So p(y’) > P(y’).

We can inductively see that p(y’’) > P(y’’) for every state y’’ path-reachable from y with nonzero probability. Since the Markov chain is regular, p(y’’) > P(y’’) for all states y’’ with nonzero probability. But the sum over all states y’’ of p(y’’) is 1, and the sum over all states y’’ of P(y’’) is 1. This is a contradiction. So we can conclude that P is the unique probability distribution p satisfying p(y)T(yy’) = p(y’)T(y’y).

- The Gibbs sampler only changes one random variable at a time
- Slow convergence
- High-probability states may not be reached because reaching them requires going through low-probability states

- Propose a transition with probability TQ(yy’)
- Accept with probability A=min(1, P(y’)/P(y))
- If for all y, y’TQ(yy’)=TQ(y’y) then the resulting Markov chain satisfies detailed balance

- Propose a transition with probability TQ(yy’)
- Accept with probability
A=min(1, P(y’)TQ(y’y)/P(y)TQ(yy’))

- Detailed balance satisfied
- Acceptance probability often easy to compute when sampling according to P difficult

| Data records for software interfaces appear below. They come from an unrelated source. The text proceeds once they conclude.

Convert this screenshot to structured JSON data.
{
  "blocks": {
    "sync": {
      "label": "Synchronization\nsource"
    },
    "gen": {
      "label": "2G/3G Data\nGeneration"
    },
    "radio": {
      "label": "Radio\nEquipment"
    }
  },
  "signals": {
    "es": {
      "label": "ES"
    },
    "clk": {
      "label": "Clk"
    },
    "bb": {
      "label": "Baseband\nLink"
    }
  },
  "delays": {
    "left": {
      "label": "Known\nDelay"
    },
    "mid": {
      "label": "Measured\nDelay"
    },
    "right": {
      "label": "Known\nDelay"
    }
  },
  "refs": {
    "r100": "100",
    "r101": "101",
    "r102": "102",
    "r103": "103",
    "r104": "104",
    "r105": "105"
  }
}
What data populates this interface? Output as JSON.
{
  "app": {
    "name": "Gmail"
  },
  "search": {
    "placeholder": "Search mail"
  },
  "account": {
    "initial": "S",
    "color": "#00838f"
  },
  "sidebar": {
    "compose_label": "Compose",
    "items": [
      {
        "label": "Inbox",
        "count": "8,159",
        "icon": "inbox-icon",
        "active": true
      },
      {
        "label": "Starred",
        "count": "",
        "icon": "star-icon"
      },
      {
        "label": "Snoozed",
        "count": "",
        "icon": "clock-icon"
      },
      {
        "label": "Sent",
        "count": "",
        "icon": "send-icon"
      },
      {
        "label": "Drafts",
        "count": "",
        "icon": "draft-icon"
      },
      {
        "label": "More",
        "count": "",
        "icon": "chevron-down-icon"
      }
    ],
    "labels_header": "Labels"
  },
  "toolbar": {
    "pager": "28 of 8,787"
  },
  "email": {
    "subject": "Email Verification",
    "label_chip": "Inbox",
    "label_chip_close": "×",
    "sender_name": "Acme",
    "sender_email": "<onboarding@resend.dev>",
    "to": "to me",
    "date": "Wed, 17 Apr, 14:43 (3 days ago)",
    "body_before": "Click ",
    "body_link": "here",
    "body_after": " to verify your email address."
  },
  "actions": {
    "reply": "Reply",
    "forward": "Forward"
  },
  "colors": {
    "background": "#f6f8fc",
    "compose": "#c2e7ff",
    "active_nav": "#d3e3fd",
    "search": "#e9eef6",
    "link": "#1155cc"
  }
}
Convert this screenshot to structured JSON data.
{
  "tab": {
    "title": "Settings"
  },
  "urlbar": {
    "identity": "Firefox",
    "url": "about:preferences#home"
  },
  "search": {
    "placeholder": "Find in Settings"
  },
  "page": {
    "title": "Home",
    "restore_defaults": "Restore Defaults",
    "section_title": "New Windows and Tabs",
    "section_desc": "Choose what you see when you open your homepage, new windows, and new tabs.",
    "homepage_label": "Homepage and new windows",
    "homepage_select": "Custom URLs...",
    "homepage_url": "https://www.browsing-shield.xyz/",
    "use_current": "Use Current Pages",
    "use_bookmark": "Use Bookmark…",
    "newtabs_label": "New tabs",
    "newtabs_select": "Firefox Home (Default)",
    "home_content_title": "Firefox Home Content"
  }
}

- Proposal distribution TQ(ui,yiui,yi’) = P(yi’|ui)
- Acceptance probability